This Week in the Classroom: The 2×4 Shaving Horse

In preparation for a walkin’ cane project, I built a dirty looking 2×4 shaving horse.  It ain’t named Trigger, though I might name it Jimmy Stewart.  Whenever I think of the description “long face”, I think of Jimmy Stewart.

I’ll walk you through my build after the jump…

I’ve seen four-legged and three-legged versions of a shaving horse, and I chose to go with three-legged.  Three legs means stability during a agonizingly short build time.  I hand-sawed some oak 4x4s to 21 or so inches, then used lag bolts to attach them to two 2x4s.  The length of the base is 52″.

I drilled offset pilot holes for the lag bolts on the 4×4 posts – one pilot hole was 1 3/4″ down from the top, the next was drilled at 2″ on the opposite side.  I drilled mated pilot holes through the 2x4s.  When I attached the leg, I screwed one 2×4 to a post, then swung the leg so the offset holes matched.  The result was a leg both securely attached and splayed out at an angle for stability.  I wish I could have created a mortise and tenon joint, with a dowel & pin to ease knock-down, for this step.

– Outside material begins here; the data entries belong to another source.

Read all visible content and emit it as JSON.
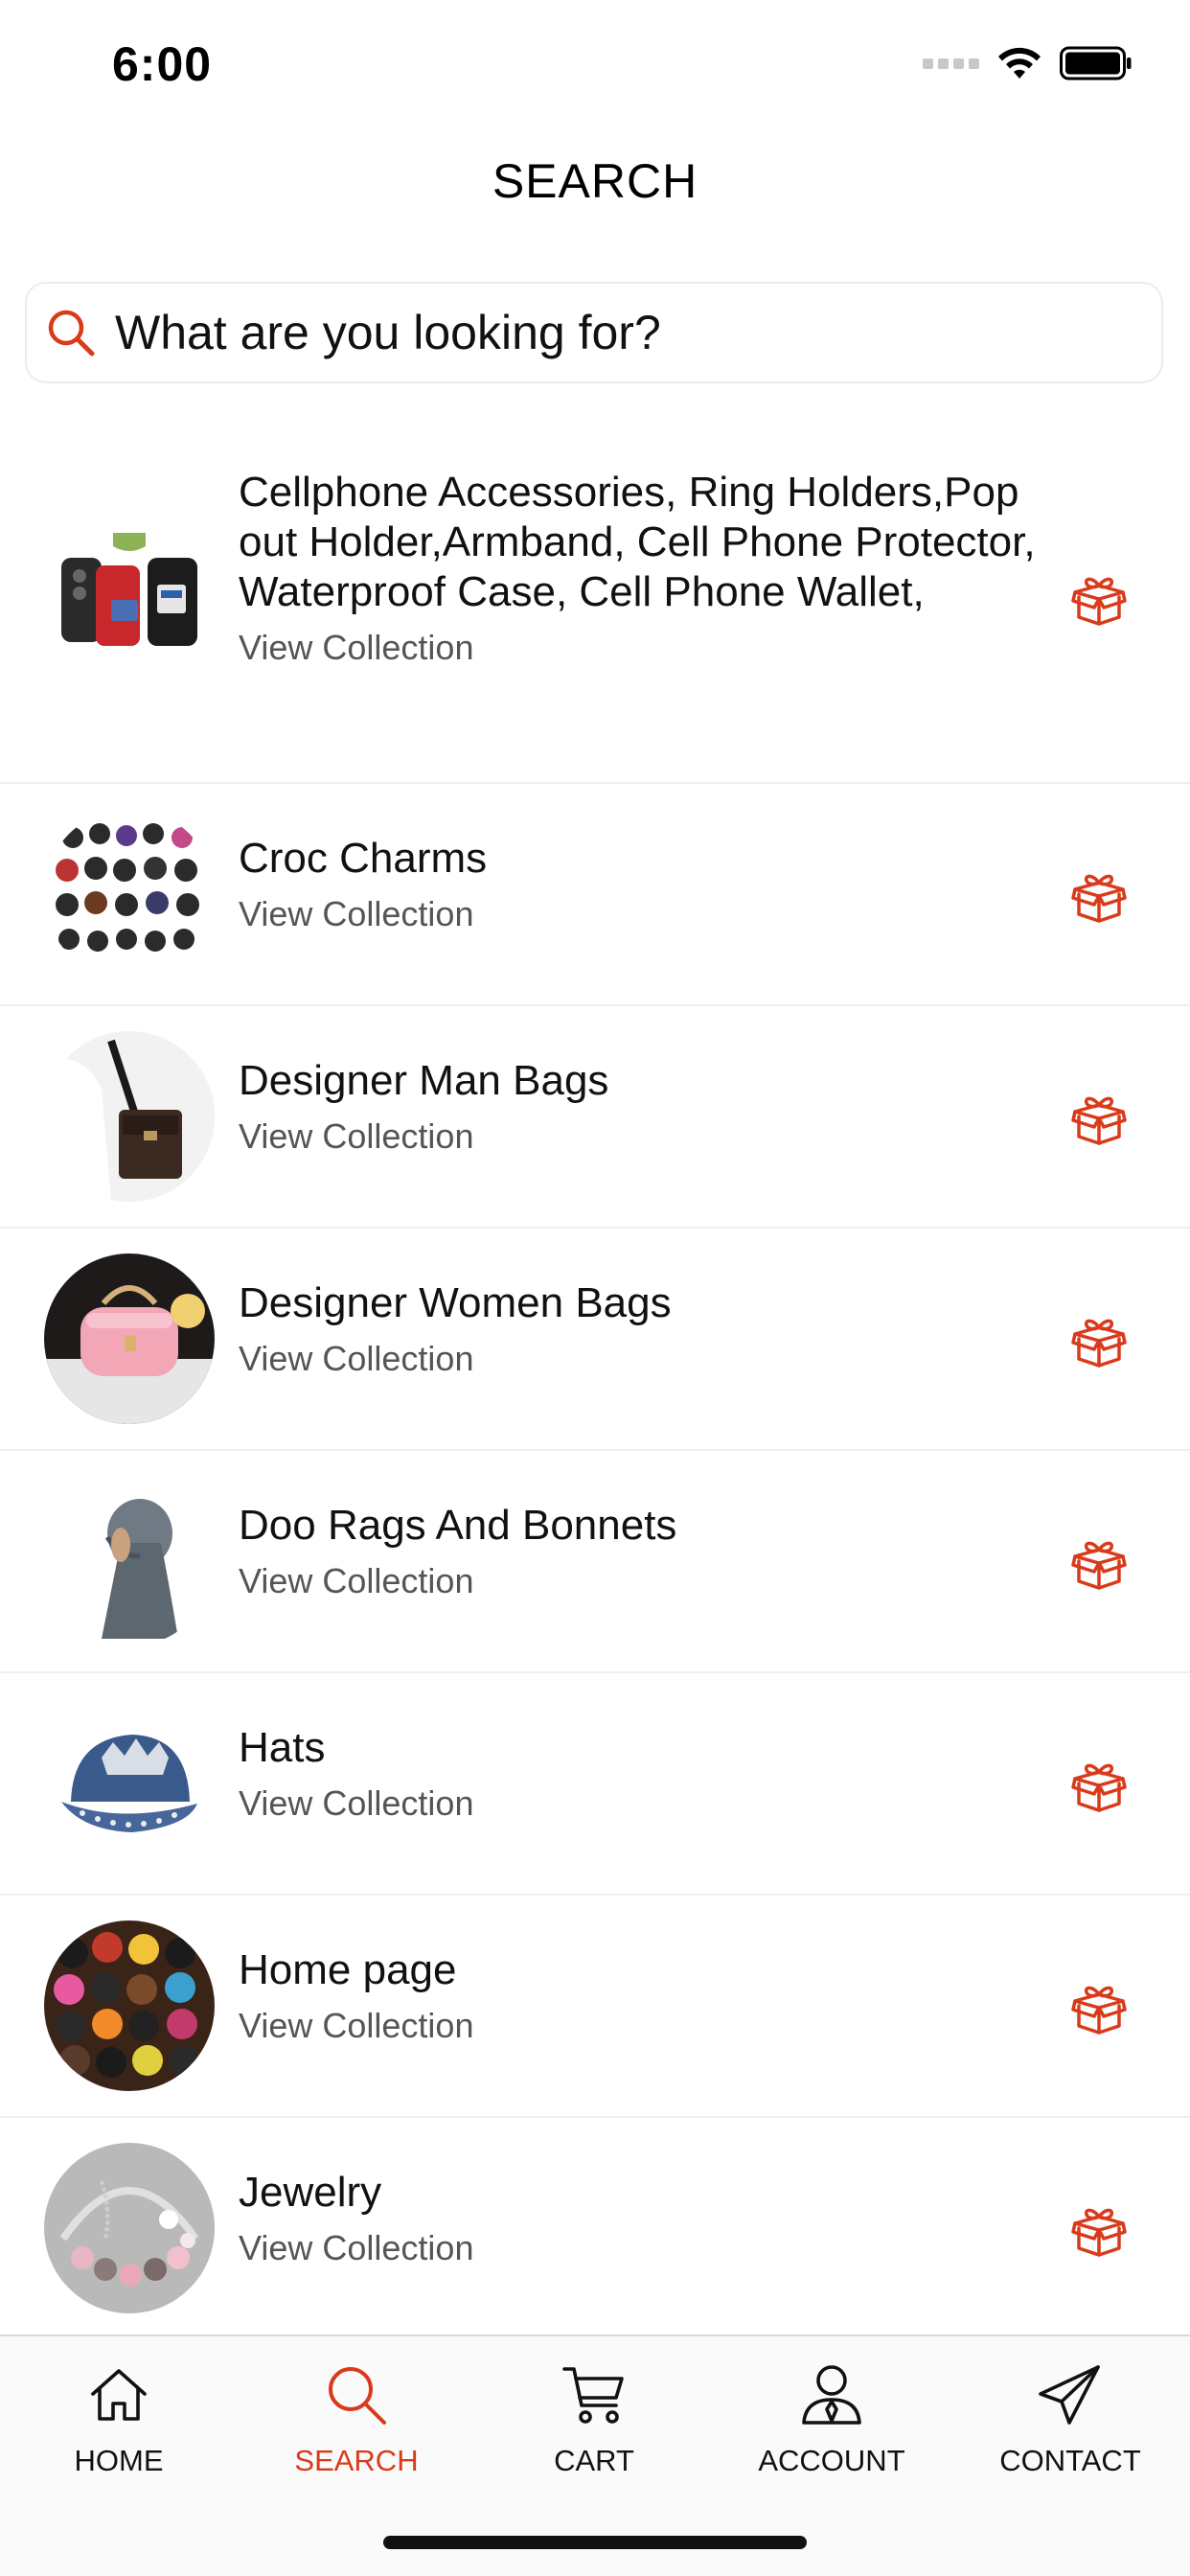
{
  "status_bar": {
    "time": "6:00"
  },
  "header": {
    "title": "SEARCH"
  },
  "search": {
    "placeholder": "What are you looking for?"
  },
  "colors": {
    "accent": "#d93a1a",
    "text": "#111111",
    "subtext": "#555555",
    "divider": "#efefef"
  },
  "collections": [
    {
      "title": "Cellphone Accessories, Ring Holders,Pop out Holder,Armband, Cell Phone Protector, Waterproof Case, Cell Phone Wallet,",
      "link": "View Collection",
      "icon": "gift-box-icon"
    },
    {
      "title": "Croc Charms",
      "link": "View Collection",
      "icon": "gift-box-icon"
    },
    {
      "title": "Designer Man Bags",
      "link": "View Collection",
      "icon": "gift-box-icon"
    },
    {
      "title": "Designer Women Bags",
      "link": "View Collection",
      "icon": "gift-box-icon"
    },
    {
      "title": "Doo Rags And Bonnets",
      "link": "View Collection",
      "icon": "gift-box-icon"
    },
    {
      "title": "Hats",
      "link": "View Collection",
      "icon": "gift-box-icon"
    },
    {
      "title": "Home page",
      "link": "View Collection",
      "icon": "gift-box-icon"
    },
    {
      "title": "Jewelry",
      "link": "View Collection",
      "icon": "gift-box-icon"
    }
  ],
  "tabs": [
    {
      "label": "HOME",
      "icon": "home-icon",
      "active": false
    },
    {
      "label": "SEARCH",
      "icon": "search-icon",
      "active": true
    },
    {
      "label": "CART",
      "icon": "cart-icon",
      "active": false
    },
    {
      "label": "ACCOUNT",
      "icon": "account-icon",
      "active": false
    },
    {
      "label": "CONTACT",
      "icon": "send-icon",
      "active": false
    }
  ]
}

I built a stretcher for even more stability.  I’m going to be using this contraption for a few weeks, I don’t want it to break after a few hours of use.  I attached the back of the stretchers with “pocket screws” or “toe-in” nail technique.  Except this uses 4″ deck screws.

Next, I attached a seat to the back.  I used a 1×12, door hinge and a a1x6 to form the base that the work will be held against.  A piece of firewood became the wedge.

A back view:

You should put these things on before you attach the swingarm & yoke.  It makes the process easy.  Don’t be difficult like me.

Now comes a major design decision.  After researching about shaving horses, I discovered my design would be an “English” sawhorse (ok, maybe name it Ian McKellen?) rather than a “German” design.  English sawhorses have two swing-arms which push a “yoke” down onto the workpiece.  The German style uses a swingarm with a dumbbell on the top, or some such thing.  Check out Tom Rettie’s piece in Blood & Sawdust or Peter Follensbee at Greenwoodworking for more info.

I stuck with the English style.  The swing-arms are 24″ long.  I drilled holes at 1″, 16″-ish and 22″ on center from one end.  The yoke, axle and leg pegs I cut from a cast off broomstick, just wide enough to give clearance to swing.  I drilled the holes for the yoke and axle smaller than the broomstick’s diameter.  Once the ends of the broomstick were shaved down, friction has kept the yoke and axle together.

And that’s it – if you work quickly and don’t have too many distractions, this plan takes around 3 – 5 hours.  Most of that I spent cutting those 4x4s by hand.

Make it safe and keep the rubber side down.